Description of the task
Copy out the data below. Leave nothing out and alter nothing.

Items from an interface collection
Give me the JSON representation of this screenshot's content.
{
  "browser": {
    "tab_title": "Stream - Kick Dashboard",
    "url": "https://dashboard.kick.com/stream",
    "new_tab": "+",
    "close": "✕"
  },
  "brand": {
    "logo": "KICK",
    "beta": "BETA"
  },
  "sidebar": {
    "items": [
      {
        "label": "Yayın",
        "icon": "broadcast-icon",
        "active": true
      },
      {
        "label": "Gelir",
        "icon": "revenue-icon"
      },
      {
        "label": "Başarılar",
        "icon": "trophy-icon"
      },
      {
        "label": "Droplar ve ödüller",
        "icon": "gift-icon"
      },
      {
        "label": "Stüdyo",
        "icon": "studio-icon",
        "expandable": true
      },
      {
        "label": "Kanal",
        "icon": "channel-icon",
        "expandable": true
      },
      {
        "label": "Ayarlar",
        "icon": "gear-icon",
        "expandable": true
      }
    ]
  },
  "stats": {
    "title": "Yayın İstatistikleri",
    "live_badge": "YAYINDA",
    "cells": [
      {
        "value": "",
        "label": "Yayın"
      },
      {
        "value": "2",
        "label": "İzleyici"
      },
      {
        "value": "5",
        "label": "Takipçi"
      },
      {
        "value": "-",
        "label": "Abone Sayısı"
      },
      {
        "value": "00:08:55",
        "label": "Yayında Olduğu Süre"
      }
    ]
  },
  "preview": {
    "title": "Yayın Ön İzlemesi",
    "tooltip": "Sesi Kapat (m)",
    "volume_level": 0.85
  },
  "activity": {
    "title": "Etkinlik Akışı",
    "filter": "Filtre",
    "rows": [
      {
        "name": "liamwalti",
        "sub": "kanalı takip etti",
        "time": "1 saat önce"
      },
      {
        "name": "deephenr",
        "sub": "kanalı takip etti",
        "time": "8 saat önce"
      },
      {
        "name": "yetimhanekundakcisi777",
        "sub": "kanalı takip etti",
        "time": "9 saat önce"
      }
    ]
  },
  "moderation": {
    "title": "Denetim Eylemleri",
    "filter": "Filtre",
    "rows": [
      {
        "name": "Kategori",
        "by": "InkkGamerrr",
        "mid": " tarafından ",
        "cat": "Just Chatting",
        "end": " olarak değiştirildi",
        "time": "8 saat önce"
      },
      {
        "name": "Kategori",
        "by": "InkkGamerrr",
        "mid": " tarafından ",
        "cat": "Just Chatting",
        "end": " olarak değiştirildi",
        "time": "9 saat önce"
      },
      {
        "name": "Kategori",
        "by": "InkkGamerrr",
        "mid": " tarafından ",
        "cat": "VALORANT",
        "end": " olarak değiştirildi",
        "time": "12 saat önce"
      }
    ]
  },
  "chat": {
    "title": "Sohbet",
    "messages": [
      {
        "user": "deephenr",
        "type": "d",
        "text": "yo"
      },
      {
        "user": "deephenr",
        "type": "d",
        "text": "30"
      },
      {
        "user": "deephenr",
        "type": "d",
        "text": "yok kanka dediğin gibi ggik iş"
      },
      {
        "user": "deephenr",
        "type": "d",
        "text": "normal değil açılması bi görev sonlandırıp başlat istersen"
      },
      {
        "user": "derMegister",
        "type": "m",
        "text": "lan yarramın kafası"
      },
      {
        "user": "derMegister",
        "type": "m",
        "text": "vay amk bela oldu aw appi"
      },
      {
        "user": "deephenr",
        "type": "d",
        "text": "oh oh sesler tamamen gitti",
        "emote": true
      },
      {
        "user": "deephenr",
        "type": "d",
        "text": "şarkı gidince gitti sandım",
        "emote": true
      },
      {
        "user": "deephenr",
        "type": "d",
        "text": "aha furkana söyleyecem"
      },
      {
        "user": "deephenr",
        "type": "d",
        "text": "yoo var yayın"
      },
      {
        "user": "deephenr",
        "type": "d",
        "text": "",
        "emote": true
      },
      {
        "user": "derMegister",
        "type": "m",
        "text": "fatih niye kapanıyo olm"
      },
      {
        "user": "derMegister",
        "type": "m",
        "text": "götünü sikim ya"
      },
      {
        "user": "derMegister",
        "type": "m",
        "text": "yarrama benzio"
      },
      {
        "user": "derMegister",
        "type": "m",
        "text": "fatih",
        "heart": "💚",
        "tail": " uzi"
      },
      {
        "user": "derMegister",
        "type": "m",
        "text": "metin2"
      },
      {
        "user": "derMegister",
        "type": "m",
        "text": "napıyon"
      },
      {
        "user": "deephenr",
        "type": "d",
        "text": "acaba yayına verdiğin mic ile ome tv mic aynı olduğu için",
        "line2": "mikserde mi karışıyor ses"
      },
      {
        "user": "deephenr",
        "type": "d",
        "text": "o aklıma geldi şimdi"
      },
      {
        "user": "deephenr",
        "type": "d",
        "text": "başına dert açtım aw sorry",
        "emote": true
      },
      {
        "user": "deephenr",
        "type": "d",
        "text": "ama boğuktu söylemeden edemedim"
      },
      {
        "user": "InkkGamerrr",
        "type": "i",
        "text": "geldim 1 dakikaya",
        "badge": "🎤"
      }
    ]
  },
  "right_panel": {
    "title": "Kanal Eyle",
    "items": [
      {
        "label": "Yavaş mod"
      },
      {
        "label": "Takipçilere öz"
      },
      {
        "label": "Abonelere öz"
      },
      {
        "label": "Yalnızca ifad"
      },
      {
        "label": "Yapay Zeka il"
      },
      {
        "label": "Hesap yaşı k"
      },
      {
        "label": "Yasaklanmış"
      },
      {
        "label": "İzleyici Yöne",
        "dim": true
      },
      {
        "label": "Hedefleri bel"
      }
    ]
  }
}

Exercise output
Give me the JSON representation of this screenshot's content.
{
  "browser": {
    "tab_title": "Stream - Kick Dashboard",
    "url": "https://dashboard.kick.com/stream",
    "new_tab": "+",
    "close": "✕"
  },
  "brand": {
    "logo": "KICK",
    "beta": "BETA"
  },
  "sidebar": {
    "items": [
      {
        "label": "Yayın",
        "icon": "broadcast-icon",
        "active": true
      },
      {
        "label": "Gelir",
        "icon": "revenue-icon"
      },
      {
        "label": "Başarılar",
        "icon": "trophy-icon"
      },
      {
        "label": "Droplar ve ödüller",
        "icon": "gift-icon"
      },
      {
        "label": "Stüdyo",
        "icon": "studio-icon",
        "expandable": true
      },
      {
        "label": "Kanal",
        "icon": "channel-icon",
        "expandable": true
      },
      {
        "label": "Ayarlar",
        "icon": "gear-icon",
        "expandable": true
      }
    ]
  },
  "stats": {
    "title": "Yayın İstatistikleri",
    "live_badge": "YAYINDA",
    "cells": [
      {
        "value": "",
        "label": "Yayın"
      },
      {
        "value": "2",
        "label": "İzleyici"
      },
      {
        "value": "5",
        "label": "Takipçi"
      },
      {
        "value": "-",
        "label": "Abone Sayısı"
      },
      {
        "value": "00:08:55",
        "label": "Yayında Olduğu Süre"
      }
    ]
  },
  "preview": {
    "title": "Yayın Ön İzlemesi",
    "tooltip": "Sesi Kapat (m)",
    "volume_level": 0.85
  },
  "activity": {
    "title": "Etkinlik Akışı",
    "filter": "Filtre",
    "rows": [
      {
        "name": "liamwalti",
        "sub": "kanalı takip etti",
        "time": "1 saat önce"
      },
      {
        "name": "deephenr",
        "sub": "kanalı takip etti",
        "time": "8 saat önce"
      },
      {
        "name": "yetimhanekundakcisi777",
        "sub": "kanalı takip etti",
        "time": "9 saat önce"
      }
    ]
  },
  "moderation": {
    "title": "Denetim Eylemleri",
    "filter": "Filtre",
    "rows": [
      {
        "name": "Kategori",
        "by": "InkkGamerrr",
        "mid": " tarafından ",
        "cat": "Just Chatting",
        "end": " olarak değiştirildi",
        "time": "8 saat önce"
      },
      {
        "name": "Kategori",
        "by": "InkkGamerrr",
        "mid": " tarafından ",
        "cat": "Just Chatting",
        "end": " olarak değiştirildi",
        "time": "9 saat önce"
      },
      {
        "name": "Kategori",
        "by": "InkkGamerrr",
        "mid": " tarafından ",
        "cat": "VALORANT",
        "end": " olarak değiştirildi",
        "time": "12 saat önce"
      }
    ]
  },
  "chat": {
    "title": "Sohbet",
    "messages": [
      {
        "user": "deephenr",
        "type": "d",
        "text": "yo"
      },
      {
        "user": "deephenr",
        "type": "d",
        "text": "30"
      },
      {
        "user": "deephenr",
        "type": "d",
        "text": "yok kanka dediğin gibi ggik iş"
      },
      {
        "user": "deephenr",
        "type": "d",
        "text": "normal değil açılması bi görev sonlandırıp başlat istersen"
      },
      {
        "user": "derMegister",
        "type": "m",
        "text": "lan yarramın kafası"
      },
      {
        "user": "derMegister",
        "type": "m",
        "text": "vay amk bela oldu aw appi"
      },
      {
        "user": "deephenr",
        "type": "d",
        "text": "oh oh sesler tamamen gitti",
        "emote": true
      },
      {
        "user": "deephenr",
        "type": "d",
        "text": "şarkı gidince gitti sandım",
        "emote": true
      },
      {
        "user": "deephenr",
        "type": "d",
        "text": "aha furkana söyleyecem"
      },
      {
        "user": "deephenr",
        "type": "d",
        "text": "yoo var yayın"
      },
      {
        "user": "deephenr",
        "type": "d",
        "text": "",
        "emote": true
      },
      {
        "user": "derMegister",
        "type": "m",
        "text": "fatih niye kapanıyo olm"
      },
      {
        "user": "derMegister",
        "type": "m",
        "text": "götünü sikim ya"
      },
      {
        "user": "derMegister",
        "type": "m",
        "text": "yarrama benzio"
      },
      {
        "user": "derMegister",
        "type": "m",
        "text": "fatih",
        "heart": "💚",
        "tail": " uzi"
      },
      {
        "user": "derMegister",
        "type": "m",
        "text": "metin2"
      },
      {
        "user": "derMegister",
        "type": "m",
        "text": "napıyon"
      },
      {
        "user": "deephenr",
        "type": "d",
        "text": "acaba yayına verdiğin mic ile ome tv mic aynı olduğu için",
        "line2": "mikserde mi karışıyor ses"
      },
      {
        "user": "deephenr",
        "type": "d",
        "text": "o aklıma geldi şimdi"
      },
      {
        "user": "deephenr",
        "type": "d",
        "text": "başına dert açtım aw sorry",
        "emote": true
      },
      {
        "user": "deephenr",
        "type": "d",
        "text": "ama boğuktu söylemeden edemedim"
      },
      {
        "user": "InkkGamerrr",
        "type": "i",
        "text": "geldim 1 dakikaya",
        "badge": "🎤"
      }
    ]
  },
  "right_panel": {
    "title": "Kanal Eyle",
    "items": [
      {
        "label": "Yavaş mod"
      },
      {
        "label": "Takipçilere öz"
      },
      {
        "label": "Abonelere öz"
      },
      {
        "label": "Yalnızca ifad"
      },
      {
        "label": "Yapay Zeka il"
      },
      {
        "label": "Hesap yaşı k"
      },
      {
        "label": "Yasaklanmış"
      },
      {
        "label": "İzleyici Yöne",
        "dim": true
      },
      {
        "label": "Hedefleri bel"
      }
    ]
  }
}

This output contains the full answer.